Report each line of the records below that uses the word "heading".

▶ DATASET RECORDS
--------------------
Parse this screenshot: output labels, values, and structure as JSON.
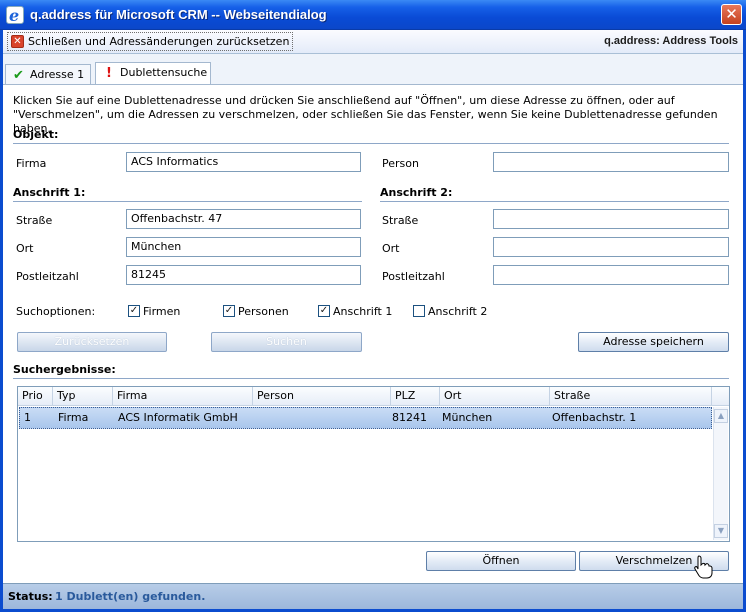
{
  "window": {
    "title": "q.address für Microsoft CRM -- Webseitendialog",
    "close": "✕"
  },
  "toolbar": {
    "reset_close_label": "Schließen und Adressänderungen zurücksetzen",
    "brand": "q.address: Address Tools"
  },
  "tabs": [
    {
      "label": "Adresse 1",
      "icon": "checkmark-icon",
      "active": false
    },
    {
      "label": "Dublettensuche",
      "icon": "exclamation-icon",
      "active": true
    }
  ],
  "intro": "Klicken Sie auf eine Dublettenadresse und drücken Sie anschließend auf \"Öffnen\", um diese Adresse zu öffnen, oder auf \"Verschmelzen\", um die Adressen zu verschmelzen, oder schließen Sie das Fenster, wenn Sie keine Dublettenadresse gefunden haben.",
  "objekt": {
    "heading": "Objekt:",
    "firma_label": "Firma",
    "firma_value": "ACS Informatics",
    "person_label": "Person",
    "person_value": ""
  },
  "anschrift1": {
    "heading": "Anschrift 1:",
    "strasse_label": "Straße",
    "strasse_value": "Offenbachstr. 47",
    "ort_label": "Ort",
    "ort_value": "München",
    "plz_label": "Postleitzahl",
    "plz_value": "81245"
  },
  "anschrift2": {
    "heading": "Anschrift 2:",
    "strasse_label": "Straße",
    "strasse_value": "",
    "ort_label": "Ort",
    "ort_value": "",
    "plz_label": "Postleitzahl",
    "plz_value": ""
  },
  "suchoptionen": {
    "label": "Suchoptionen:",
    "options": [
      {
        "label": "Firmen",
        "checked": true
      },
      {
        "label": "Personen",
        "checked": true
      },
      {
        "label": "Anschrift 1",
        "checked": true
      },
      {
        "label": "Anschrift 2",
        "checked": false
      }
    ]
  },
  "buttons": {
    "reset": "Zurücksetzen",
    "search": "Suchen",
    "save": "Adresse speichern",
    "open": "Öffnen",
    "merge": "Verschmelzen"
  },
  "results": {
    "heading": "Suchergebnisse:",
    "columns": [
      "Prio",
      "Typ",
      "Firma",
      "Person",
      "PLZ",
      "Ort",
      "Straße"
    ],
    "rows": [
      {
        "prio": "1",
        "typ": "Firma",
        "firma": "ACS Informatik GmbH",
        "person": "",
        "plz": "81241",
        "ort": "München",
        "strasse": "Offenbachstr. 1"
      }
    ]
  },
  "status": {
    "label": "Status:",
    "value": "1 Dublett(en) gefunden."
  }
}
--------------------
▶ SOLVED PROBLEM
    "heading": "Objekt:",
    "heading": "Anschrift 1:",
    "heading": "Anschrift 2:",
    "heading": "Suchergebnisse:",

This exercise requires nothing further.